The disability news website Disability Scoop featured a somewhat misleading article on closing sheltered workshops in Vermont, “A Bet On Inclusion Pays Off” by Chris Serres of the Star Tribune [Minnesota] on 12/16/15.
According to the article:
"In 2002, Vermont became the first state to stop funding sheltered workshops. The state also ended the practice, still common in other states, of using Medicaid to subsidize group homes for people with disabilities.
"Instead, the state sends money directly to clients with disabilities for services of their choosing, such as job coaching and transportation.
"Today, Vermont leads the nation in almost every measure of workplace inclusion. Vermonters with intellectual disabilities are twice as likely to find jobs in the community as their counterparts in other states. Nearly 40 percent work in the community alongside people without disabilities, compared with 13 percent in Minnesota, for example.
"The 'Vermont model' of supported employment has thrived. Within three years, 80 percent of the employees at the state’s last sheltered workshop had found paying jobs. It has the highest rate of community job placements for clients with developmental disabilities; in 2013, its rate was nearly six times the national average."

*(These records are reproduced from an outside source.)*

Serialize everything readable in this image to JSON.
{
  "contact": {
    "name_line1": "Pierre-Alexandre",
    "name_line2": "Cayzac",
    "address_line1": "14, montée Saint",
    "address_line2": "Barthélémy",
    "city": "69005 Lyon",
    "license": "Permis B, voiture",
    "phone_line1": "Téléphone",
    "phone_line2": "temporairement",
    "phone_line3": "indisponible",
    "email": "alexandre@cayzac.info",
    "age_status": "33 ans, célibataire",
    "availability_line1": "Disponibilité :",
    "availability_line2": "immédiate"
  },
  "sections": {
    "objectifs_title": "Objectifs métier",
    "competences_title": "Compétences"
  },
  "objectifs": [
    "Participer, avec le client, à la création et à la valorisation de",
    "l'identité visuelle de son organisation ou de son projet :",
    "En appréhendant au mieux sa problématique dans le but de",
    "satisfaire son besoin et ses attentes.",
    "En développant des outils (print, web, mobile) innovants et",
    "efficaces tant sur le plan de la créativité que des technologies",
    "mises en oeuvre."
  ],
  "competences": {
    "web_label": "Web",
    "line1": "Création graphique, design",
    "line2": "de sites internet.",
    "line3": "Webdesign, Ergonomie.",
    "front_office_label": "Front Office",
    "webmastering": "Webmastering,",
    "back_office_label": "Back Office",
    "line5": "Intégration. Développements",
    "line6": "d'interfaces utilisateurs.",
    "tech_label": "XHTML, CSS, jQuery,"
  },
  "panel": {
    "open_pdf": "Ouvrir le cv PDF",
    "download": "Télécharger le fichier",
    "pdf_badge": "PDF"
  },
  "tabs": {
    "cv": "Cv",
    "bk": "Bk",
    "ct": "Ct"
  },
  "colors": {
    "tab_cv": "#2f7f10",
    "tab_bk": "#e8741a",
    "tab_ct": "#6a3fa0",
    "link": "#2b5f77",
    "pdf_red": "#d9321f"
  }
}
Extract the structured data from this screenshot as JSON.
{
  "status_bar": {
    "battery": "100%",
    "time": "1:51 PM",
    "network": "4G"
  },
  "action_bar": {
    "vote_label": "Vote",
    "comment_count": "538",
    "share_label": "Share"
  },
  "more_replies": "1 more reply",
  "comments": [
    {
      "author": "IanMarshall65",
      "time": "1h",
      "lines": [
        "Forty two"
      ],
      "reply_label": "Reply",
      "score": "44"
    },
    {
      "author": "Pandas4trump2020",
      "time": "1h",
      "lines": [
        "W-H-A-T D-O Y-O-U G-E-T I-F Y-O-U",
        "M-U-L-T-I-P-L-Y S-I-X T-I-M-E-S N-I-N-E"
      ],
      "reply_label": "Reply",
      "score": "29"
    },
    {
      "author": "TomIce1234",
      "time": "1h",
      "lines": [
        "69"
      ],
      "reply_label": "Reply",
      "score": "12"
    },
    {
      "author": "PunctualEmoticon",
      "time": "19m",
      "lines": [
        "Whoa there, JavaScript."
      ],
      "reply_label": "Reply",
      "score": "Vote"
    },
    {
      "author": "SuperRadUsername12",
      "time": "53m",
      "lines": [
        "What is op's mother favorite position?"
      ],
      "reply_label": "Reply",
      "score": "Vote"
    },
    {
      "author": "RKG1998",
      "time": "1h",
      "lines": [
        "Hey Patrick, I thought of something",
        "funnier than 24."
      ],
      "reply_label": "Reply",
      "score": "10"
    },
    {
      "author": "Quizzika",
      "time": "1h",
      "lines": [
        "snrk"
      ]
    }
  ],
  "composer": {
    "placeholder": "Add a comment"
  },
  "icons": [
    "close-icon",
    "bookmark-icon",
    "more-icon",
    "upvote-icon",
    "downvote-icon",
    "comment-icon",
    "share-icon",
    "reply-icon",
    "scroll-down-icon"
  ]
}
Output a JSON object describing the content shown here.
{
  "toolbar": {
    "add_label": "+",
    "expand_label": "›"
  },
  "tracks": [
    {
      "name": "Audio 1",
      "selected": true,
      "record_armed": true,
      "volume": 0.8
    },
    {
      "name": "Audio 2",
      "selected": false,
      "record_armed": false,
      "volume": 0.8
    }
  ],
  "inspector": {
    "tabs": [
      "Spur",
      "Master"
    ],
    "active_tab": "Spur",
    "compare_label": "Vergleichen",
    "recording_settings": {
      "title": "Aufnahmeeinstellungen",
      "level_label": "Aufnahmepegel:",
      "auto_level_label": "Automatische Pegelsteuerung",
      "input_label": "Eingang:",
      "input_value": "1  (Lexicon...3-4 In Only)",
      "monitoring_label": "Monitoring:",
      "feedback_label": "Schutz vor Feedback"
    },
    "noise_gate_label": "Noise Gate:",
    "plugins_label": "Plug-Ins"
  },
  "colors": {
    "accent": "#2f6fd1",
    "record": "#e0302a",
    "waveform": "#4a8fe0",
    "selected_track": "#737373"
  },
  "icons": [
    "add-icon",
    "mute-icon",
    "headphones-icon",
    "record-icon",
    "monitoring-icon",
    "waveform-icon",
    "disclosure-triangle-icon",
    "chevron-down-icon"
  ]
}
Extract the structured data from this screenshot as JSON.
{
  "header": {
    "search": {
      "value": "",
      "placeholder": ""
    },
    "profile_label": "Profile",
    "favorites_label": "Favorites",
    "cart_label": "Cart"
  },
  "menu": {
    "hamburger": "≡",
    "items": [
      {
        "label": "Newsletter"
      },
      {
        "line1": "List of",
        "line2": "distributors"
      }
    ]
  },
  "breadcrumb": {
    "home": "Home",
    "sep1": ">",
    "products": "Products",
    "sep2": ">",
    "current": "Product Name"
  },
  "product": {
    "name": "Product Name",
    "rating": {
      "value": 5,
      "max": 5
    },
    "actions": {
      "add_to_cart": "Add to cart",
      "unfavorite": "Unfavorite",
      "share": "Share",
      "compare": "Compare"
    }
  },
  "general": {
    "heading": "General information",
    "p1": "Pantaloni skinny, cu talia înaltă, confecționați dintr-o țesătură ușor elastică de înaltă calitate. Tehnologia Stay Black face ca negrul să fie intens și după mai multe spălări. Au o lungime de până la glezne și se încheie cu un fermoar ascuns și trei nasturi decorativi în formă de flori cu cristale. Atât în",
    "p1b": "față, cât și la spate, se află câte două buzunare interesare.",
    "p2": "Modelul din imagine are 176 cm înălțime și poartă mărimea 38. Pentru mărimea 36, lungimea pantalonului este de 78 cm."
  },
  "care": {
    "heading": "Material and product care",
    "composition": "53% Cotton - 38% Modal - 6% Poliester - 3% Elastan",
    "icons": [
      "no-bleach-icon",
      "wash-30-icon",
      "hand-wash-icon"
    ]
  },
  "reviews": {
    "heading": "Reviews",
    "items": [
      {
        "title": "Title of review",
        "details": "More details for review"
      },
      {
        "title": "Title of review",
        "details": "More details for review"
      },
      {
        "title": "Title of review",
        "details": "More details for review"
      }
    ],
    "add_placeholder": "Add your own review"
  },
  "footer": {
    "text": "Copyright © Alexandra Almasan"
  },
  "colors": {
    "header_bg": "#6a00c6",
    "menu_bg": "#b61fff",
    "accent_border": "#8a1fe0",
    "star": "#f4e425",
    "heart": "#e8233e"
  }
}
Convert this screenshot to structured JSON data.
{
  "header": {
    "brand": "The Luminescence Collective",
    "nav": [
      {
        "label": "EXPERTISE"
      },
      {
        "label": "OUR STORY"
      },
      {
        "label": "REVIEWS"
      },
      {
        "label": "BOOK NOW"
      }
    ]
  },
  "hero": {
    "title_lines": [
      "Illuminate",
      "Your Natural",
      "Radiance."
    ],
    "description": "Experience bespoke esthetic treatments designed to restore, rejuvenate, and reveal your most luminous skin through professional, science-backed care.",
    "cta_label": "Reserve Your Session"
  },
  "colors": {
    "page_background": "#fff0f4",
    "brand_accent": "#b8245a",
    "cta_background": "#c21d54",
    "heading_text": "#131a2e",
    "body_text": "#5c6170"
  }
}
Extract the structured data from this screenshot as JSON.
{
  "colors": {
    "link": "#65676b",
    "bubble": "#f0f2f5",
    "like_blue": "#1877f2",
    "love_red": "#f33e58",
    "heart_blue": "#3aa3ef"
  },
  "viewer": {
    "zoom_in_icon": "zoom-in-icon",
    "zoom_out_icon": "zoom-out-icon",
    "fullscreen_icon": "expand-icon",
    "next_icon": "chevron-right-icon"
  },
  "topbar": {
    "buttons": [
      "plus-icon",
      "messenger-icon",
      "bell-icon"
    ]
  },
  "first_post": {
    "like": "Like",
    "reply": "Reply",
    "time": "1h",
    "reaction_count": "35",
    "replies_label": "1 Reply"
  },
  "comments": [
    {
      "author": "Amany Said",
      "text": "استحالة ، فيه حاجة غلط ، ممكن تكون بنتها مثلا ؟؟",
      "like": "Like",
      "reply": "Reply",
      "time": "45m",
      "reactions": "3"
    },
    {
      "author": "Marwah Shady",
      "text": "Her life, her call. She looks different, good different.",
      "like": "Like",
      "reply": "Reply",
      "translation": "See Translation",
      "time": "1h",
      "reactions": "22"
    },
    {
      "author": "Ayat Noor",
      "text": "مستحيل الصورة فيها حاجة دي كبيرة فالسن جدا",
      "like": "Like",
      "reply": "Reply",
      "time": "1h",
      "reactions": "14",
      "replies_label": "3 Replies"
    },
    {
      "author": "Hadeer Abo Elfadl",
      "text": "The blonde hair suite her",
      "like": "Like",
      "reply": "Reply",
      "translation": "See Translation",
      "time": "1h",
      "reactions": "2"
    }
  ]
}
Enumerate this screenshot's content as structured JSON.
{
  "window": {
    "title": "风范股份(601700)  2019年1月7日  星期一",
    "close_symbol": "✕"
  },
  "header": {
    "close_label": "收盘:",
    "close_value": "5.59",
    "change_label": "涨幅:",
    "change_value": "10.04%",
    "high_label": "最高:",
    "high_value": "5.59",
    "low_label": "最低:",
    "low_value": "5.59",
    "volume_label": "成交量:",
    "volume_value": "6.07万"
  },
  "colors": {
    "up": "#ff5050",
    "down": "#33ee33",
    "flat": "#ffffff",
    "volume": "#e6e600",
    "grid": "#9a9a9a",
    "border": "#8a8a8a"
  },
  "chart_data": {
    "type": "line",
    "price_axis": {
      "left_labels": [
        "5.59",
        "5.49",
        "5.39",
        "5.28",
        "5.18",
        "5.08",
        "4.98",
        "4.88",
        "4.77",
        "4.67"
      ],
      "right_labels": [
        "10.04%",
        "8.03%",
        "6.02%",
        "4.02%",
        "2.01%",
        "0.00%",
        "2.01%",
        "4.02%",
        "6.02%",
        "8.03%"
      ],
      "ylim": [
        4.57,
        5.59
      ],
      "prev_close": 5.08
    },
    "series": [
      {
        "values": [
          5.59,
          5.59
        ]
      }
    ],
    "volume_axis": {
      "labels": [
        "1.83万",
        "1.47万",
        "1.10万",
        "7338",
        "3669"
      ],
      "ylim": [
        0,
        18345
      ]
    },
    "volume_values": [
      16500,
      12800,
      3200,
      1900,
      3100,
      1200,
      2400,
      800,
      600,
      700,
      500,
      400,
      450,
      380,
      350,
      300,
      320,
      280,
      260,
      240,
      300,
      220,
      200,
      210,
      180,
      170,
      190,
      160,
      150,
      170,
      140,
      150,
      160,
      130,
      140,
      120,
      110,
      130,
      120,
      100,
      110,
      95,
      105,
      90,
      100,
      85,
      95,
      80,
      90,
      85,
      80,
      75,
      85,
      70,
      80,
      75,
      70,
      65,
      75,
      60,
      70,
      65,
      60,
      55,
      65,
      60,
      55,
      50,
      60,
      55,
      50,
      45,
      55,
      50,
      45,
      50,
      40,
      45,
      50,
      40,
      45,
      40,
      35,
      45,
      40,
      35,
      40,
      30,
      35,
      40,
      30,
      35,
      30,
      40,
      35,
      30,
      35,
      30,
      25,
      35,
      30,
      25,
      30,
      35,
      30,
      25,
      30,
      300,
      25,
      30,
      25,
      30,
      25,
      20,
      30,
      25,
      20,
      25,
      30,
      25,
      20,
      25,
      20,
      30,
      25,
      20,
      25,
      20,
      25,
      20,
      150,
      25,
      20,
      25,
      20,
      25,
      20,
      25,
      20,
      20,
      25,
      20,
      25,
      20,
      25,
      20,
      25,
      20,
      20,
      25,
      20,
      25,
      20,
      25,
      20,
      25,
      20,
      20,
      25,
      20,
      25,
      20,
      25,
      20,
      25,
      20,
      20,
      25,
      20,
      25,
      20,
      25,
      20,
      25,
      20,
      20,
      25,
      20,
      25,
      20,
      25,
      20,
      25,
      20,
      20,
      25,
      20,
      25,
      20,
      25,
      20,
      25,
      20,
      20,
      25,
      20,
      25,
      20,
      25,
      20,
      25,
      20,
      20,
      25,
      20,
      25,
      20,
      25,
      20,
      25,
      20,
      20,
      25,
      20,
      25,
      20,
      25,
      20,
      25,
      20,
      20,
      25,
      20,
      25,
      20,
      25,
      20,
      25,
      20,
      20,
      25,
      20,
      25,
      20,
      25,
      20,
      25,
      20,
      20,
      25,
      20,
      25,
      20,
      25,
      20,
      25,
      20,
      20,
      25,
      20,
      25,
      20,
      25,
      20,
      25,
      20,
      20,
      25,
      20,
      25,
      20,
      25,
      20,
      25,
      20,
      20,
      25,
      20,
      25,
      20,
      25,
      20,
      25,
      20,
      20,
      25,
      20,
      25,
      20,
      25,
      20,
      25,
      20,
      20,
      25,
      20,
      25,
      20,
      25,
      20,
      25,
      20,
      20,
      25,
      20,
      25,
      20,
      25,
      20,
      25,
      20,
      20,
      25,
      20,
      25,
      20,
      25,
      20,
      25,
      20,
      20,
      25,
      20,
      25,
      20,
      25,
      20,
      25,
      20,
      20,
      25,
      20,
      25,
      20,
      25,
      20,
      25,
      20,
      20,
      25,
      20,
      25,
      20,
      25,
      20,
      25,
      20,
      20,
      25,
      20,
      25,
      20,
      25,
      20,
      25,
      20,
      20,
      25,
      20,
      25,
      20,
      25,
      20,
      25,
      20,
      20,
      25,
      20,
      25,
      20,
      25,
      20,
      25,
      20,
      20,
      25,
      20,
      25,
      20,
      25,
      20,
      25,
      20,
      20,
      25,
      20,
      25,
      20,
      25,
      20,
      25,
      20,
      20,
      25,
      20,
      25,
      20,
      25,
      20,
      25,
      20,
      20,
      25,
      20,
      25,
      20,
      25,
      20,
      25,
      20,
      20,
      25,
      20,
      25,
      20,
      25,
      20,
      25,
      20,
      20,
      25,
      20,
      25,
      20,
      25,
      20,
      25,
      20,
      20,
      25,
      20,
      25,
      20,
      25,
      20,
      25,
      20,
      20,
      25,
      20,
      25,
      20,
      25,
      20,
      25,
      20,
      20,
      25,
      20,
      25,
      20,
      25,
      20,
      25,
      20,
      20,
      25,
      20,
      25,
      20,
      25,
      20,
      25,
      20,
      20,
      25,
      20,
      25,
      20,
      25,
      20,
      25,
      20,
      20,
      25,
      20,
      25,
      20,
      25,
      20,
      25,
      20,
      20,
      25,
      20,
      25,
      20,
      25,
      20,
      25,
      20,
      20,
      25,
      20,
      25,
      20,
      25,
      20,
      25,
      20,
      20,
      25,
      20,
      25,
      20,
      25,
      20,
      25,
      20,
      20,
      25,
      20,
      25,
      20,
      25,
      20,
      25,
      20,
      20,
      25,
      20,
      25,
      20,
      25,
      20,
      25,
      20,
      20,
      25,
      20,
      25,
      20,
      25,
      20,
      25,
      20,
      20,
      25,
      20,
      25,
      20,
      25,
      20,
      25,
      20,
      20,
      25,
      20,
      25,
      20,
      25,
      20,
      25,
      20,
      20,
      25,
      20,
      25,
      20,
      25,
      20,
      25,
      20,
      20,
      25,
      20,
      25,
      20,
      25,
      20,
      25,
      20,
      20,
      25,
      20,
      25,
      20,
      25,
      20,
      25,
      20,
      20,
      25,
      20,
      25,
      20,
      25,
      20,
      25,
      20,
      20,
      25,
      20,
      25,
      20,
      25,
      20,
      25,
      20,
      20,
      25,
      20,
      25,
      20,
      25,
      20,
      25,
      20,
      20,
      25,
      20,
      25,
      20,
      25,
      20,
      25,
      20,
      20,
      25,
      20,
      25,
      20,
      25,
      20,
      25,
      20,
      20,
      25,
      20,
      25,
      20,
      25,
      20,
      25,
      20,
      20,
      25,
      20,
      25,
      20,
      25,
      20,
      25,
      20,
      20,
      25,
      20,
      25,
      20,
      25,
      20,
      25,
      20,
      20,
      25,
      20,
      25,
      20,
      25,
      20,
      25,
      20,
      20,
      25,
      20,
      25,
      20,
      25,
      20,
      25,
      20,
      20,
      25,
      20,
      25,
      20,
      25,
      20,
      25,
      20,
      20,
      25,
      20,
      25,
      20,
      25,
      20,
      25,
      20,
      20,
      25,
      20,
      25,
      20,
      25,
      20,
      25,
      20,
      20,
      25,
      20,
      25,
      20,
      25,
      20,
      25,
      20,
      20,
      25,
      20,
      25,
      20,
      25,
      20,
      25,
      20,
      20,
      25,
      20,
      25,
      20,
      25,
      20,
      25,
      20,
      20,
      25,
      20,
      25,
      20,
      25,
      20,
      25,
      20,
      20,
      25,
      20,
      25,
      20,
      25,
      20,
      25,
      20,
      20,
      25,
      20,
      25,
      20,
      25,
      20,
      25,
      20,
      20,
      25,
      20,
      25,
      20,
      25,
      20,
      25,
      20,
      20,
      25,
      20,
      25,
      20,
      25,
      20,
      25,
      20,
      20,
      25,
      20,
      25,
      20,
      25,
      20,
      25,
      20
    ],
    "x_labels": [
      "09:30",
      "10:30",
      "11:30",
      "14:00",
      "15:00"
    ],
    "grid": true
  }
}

To be fair, the article also catalogs abuses in Vermont's sheltered workshop programs. It exposes a dark side of the provision of services to vulnerable people with disabilities when providers and state and local agencies are not held accountable for abuses that occur under their supervision.
A quick look at Vermont’s record on supported employment as reported in the "UCP [United Cerebral Palsy] Case for Inclusion 2015" tells a different story. The percentage of people with Intellectual and developmental disabilities (ID/DD) in supported employment has decreased since Vermont closed its sheltered workshops:
A graph tracking supported employment shows these figures:
Efforts to increase competitive employment for people with DD in integrated settings should not be expected to offset the need for specialized employment services based on the severity and nature of an individual's disability. "Robbing Peter to pay Paul" (or in this case, closing sheltered workshops to fund more supported employment), is never a good policy decision when it comes to people with needs as diverse as those with developmental disabilities.